Brief → Give back the whole listing exactly as written, pictures excluded.

Given records →
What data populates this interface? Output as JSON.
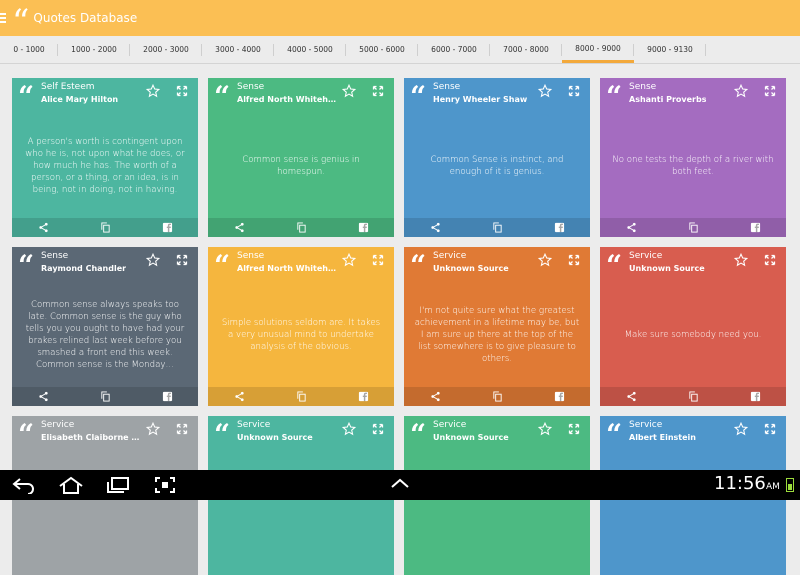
{
  "app": {
    "title": "Quotes Database",
    "logo_glyph": "“"
  },
  "tabs": [
    {
      "label": "0 - 1000",
      "active": false
    },
    {
      "label": "1000 - 2000",
      "active": false
    },
    {
      "label": "2000 - 3000",
      "active": false
    },
    {
      "label": "3000 - 4000",
      "active": false
    },
    {
      "label": "4000 - 5000",
      "active": false
    },
    {
      "label": "5000 - 6000",
      "active": false
    },
    {
      "label": "6000 - 7000",
      "active": false
    },
    {
      "label": "7000 - 8000",
      "active": false
    },
    {
      "label": "8000 - 9000",
      "active": true
    },
    {
      "label": "9000 - 9130",
      "active": false
    }
  ],
  "cards": [
    {
      "category": "Self Esteem",
      "author": "Alice Mary Hilton",
      "quote": "A person's worth is contingent upon who he is, not upon what he does, or how much he has. The worth of a person, or a thing, or an idea, is in being, not in doing, not in having.",
      "color": "#4db6a0"
    },
    {
      "category": "Sense",
      "author": "Alfred North Whitehead",
      "quote": "Common sense is genius in homespun.",
      "color": "#4cba82"
    },
    {
      "category": "Sense",
      "author": "Henry Wheeler Shaw",
      "quote": "Common Sense is instinct, and enough of it is genius.",
      "color": "#4e96cb"
    },
    {
      "category": "Sense",
      "author": "Ashanti Proverbs",
      "quote": "No one tests the depth of a river with both feet.",
      "color": "#a46cc0"
    },
    {
      "category": "Sense",
      "author": "Raymond Chandler",
      "quote": "Common sense always speaks too late. Common sense is the guy who tells you you ought to have had your brakes relined last week before you smashed a front end this week. Common sense is the Monday…",
      "color": "#5b6875"
    },
    {
      "category": "Sense",
      "author": "Alfred North Whitehead",
      "quote": "Simple solutions seldom are. It takes a very unusual mind to undertake analysis of the obvious.",
      "color": "#f5b63e"
    },
    {
      "category": "Service",
      "author": "Unknown Source",
      "quote": "I'm not quite sure what the greatest achievement in a lifetime may be, but I am sure up there at the top of the list somewhere is to give pleasure to others.",
      "color": "#e07a35"
    },
    {
      "category": "Service",
      "author": "Unknown Source",
      "quote": "Make sure somebody need you.",
      "color": "#d85d4f"
    },
    {
      "category": "Service",
      "author": "Elisabeth Claiborne Or...",
      "quote": "",
      "color": "#9ea3a6"
    },
    {
      "category": "Service",
      "author": "Unknown Source",
      "quote": "",
      "color": "#4db6a0"
    },
    {
      "category": "Service",
      "author": "Unknown Source",
      "quote": "",
      "color": "#4cba82"
    },
    {
      "category": "Service",
      "author": "Albert Einstein",
      "quote": "",
      "color": "#4e96cb"
    }
  ],
  "status_bar": {
    "time": "11:56",
    "ampm": "AM"
  },
  "colors": {
    "appbar": "#fbbf54",
    "tab_indicator": "#f3a93b",
    "battery": "#9cdc3c"
  }
}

Solution to the exercise →
What data populates this interface? Output as JSON.
{
  "app": {
    "title": "Quotes Database",
    "logo_glyph": "“"
  },
  "tabs": [
    {
      "label": "0 - 1000",
      "active": false
    },
    {
      "label": "1000 - 2000",
      "active": false
    },
    {
      "label": "2000 - 3000",
      "active": false
    },
    {
      "label": "3000 - 4000",
      "active": false
    },
    {
      "label": "4000 - 5000",
      "active": false
    },
    {
      "label": "5000 - 6000",
      "active": false
    },
    {
      "label": "6000 - 7000",
      "active": false
    },
    {
      "label": "7000 - 8000",
      "active": false
    },
    {
      "label": "8000 - 9000",
      "active": true
    },
    {
      "label": "9000 - 9130",
      "active": false
    }
  ],
  "cards": [
    {
      "category": "Self Esteem",
      "author": "Alice Mary Hilton",
      "quote": "A person's worth is contingent upon who he is, not upon what he does, or how much he has. The worth of a person, or a thing, or an idea, is in being, not in doing, not in having.",
      "color": "#4db6a0"
    },
    {
      "category": "Sense",
      "author": "Alfred North Whitehead",
      "quote": "Common sense is genius in homespun.",
      "color": "#4cba82"
    },
    {
      "category": "Sense",
      "author": "Henry Wheeler Shaw",
      "quote": "Common Sense is instinct, and enough of it is genius.",
      "color": "#4e96cb"
    },
    {
      "category": "Sense",
      "author": "Ashanti Proverbs",
      "quote": "No one tests the depth of a river with both feet.",
      "color": "#a46cc0"
    },
    {
      "category": "Sense",
      "author": "Raymond Chandler",
      "quote": "Common sense always speaks too late. Common sense is the guy who tells you you ought to have had your brakes relined last week before you smashed a front end this week. Common sense is the Monday…",
      "color": "#5b6875"
    },
    {
      "category": "Sense",
      "author": "Alfred North Whitehead",
      "quote": "Simple solutions seldom are. It takes a very unusual mind to undertake analysis of the obvious.",
      "color": "#f5b63e"
    },
    {
      "category": "Service",
      "author": "Unknown Source",
      "quote": "I'm not quite sure what the greatest achievement in a lifetime may be, but I am sure up there at the top of the list somewhere is to give pleasure to others.",
      "color": "#e07a35"
    },
    {
      "category": "Service",
      "author": "Unknown Source",
      "quote": "Make sure somebody need you.",
      "color": "#d85d4f"
    },
    {
      "category": "Service",
      "author": "Elisabeth Claiborne Or...",
      "quote": "",
      "color": "#9ea3a6"
    },
    {
      "category": "Service",
      "author": "Unknown Source",
      "quote": "",
      "color": "#4db6a0"
    },
    {
      "category": "Service",
      "author": "Unknown Source",
      "quote": "",
      "color": "#4cba82"
    },
    {
      "category": "Service",
      "author": "Albert Einstein",
      "quote": "",
      "color": "#4e96cb"
    }
  ],
  "status_bar": {
    "time": "11:56",
    "ampm": "AM"
  },
  "colors": {
    "appbar": "#fbbf54",
    "tab_indicator": "#f3a93b",
    "battery": "#9cdc3c"
  }
}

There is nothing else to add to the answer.